While travel insurance isn’t mandatory with most cruise operators, if you choose not to purchase it before you set sail, you run the risk of financial disaster if something unexpected happens. Here are a few scenarios to consider:
Medical Emergency: Say you have a heart attack while you’re on a cruise and the ship’s doctor decides your condition requires treatment at a hospital. You might be evacuated from the ship immediately (at your expense) or you may be dropped off at the next scheduled port of call where you’ll need to pay for any treatment out of pocket if you don’t have travel insurance. If that medical facility isn’t equipped to manage your case, you may then be rerouted to a hospital back home.
While publicly-available emergency transportation fees are hard to come by due to the many variables that make up the final bill, Allianz estimates that cost of a stretcher flight with a medical escort averages between $25,000 to $30,000 USD, while an air ambulance can cost up to $50,000 USD.
Trip Cancellation: Say you need to cancel your trip for some reason, such as a family emergency, you get called for jury duty or your spouse loses their job. Most cruise operators have a strict no-refund policy within a set period of time, such as 30 or 60 days before your cruise departs. Without trip cancellation coverage, you’ll be out all those prepaid non-refundable expenses.
Travel Delay: Imagine you’re all excited to beat Canadian winter with a Carribbean cruise leaving from Miami. Trouble is, your flight out of Toronto gets cancelled due to a two-day snowstorm, and the cruise ship leaves without you. Unless you have travel insurance with coverage for a missed connection, you’ll be paying out of pocket for a catch-up fare to the next port of call.

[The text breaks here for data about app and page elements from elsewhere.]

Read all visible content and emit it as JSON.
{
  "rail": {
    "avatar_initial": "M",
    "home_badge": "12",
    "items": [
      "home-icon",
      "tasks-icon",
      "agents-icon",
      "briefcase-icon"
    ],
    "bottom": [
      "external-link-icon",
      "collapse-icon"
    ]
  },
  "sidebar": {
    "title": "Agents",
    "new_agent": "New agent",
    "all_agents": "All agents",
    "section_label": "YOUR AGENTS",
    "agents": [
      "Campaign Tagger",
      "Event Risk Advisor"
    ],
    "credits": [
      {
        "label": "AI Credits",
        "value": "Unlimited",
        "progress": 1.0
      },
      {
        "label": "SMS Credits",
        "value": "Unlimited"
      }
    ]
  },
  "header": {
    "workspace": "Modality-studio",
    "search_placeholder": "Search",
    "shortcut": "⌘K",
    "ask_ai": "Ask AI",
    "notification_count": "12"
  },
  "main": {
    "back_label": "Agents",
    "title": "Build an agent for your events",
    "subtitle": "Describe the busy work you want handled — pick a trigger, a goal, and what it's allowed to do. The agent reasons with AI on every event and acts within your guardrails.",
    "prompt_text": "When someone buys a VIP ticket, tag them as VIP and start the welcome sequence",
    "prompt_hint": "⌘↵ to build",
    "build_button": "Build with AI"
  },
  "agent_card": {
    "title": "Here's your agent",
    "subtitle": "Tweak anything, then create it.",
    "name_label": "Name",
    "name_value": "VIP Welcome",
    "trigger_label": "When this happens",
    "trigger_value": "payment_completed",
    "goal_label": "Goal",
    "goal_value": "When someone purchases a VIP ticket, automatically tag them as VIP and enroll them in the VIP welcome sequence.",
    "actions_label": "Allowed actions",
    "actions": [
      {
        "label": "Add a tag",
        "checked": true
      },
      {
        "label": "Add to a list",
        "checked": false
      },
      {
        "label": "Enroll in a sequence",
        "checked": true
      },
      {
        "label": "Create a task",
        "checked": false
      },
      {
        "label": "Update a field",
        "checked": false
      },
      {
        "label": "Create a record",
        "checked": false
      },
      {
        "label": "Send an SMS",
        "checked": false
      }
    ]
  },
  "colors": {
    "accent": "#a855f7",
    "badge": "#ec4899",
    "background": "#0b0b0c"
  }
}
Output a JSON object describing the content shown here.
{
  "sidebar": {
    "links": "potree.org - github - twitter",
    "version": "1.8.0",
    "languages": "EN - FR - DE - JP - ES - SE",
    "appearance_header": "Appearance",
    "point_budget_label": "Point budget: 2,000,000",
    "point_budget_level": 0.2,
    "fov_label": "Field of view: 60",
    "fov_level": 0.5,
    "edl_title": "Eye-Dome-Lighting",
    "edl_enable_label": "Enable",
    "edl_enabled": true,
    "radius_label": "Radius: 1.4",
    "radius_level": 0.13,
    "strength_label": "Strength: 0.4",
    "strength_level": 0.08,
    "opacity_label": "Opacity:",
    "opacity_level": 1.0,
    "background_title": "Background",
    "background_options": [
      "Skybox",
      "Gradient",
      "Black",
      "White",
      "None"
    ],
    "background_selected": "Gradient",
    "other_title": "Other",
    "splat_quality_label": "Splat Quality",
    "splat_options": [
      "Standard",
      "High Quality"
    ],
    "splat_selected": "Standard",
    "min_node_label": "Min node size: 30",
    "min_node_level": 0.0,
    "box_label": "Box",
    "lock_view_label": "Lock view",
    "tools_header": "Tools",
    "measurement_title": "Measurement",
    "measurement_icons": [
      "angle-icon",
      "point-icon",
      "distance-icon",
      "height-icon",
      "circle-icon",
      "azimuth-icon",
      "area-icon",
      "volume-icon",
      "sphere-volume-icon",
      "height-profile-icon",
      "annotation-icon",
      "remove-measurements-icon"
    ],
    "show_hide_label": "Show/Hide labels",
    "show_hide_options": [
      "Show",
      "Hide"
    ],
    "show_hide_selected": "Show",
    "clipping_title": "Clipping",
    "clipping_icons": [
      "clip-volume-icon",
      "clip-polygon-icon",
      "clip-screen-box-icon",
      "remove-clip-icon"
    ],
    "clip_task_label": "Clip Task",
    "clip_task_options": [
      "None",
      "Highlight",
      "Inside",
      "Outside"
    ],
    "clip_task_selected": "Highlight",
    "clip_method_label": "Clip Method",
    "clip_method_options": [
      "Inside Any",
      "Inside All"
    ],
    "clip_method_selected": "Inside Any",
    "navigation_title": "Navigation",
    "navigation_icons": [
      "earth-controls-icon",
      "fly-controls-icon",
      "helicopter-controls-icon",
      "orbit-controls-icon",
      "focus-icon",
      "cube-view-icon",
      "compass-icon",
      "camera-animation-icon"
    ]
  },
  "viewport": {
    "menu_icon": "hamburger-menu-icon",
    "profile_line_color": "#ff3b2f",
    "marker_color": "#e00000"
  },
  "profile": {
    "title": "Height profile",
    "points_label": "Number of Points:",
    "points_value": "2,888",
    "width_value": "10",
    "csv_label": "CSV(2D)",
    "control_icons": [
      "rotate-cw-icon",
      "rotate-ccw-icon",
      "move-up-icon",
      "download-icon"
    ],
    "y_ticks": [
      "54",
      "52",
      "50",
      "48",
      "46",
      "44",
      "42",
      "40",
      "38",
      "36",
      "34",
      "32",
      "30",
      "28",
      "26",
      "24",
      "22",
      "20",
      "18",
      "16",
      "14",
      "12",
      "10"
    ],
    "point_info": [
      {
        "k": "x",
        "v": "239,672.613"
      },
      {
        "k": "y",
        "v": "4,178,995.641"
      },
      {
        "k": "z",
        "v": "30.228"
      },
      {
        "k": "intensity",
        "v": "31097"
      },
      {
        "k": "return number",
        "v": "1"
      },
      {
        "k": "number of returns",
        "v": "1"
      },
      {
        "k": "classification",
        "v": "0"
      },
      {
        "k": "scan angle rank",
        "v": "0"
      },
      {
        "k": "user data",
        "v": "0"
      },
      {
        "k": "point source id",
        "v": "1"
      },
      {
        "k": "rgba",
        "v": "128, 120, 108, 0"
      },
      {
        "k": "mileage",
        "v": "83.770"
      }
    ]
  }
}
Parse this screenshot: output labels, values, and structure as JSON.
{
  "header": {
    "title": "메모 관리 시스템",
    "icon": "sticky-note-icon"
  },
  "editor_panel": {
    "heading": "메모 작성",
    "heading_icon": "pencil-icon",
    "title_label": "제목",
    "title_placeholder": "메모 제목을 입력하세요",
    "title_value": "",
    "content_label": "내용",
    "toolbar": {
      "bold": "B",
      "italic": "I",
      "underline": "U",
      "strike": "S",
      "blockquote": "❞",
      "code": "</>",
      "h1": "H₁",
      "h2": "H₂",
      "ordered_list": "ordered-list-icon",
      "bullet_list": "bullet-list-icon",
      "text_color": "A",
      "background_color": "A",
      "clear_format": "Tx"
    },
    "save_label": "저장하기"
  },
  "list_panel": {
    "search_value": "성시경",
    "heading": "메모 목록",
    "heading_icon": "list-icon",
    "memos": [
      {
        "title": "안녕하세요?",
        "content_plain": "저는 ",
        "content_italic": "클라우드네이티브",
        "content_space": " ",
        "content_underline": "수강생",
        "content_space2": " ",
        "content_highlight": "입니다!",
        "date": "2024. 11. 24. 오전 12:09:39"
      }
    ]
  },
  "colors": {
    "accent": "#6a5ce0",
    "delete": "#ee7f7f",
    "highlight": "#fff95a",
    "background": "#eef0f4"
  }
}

Trip Interruption: You’re halfway through your 14-day cruise when you hear your father had a bad fall and broke his hip. You need to get home quickly. Travel insurance that has trip interruption coverage will pay (up to the covered limits) for an early flight home. Otherwise, you’re no longer just worrying about your dad, but how to shell out for an unexpected flight.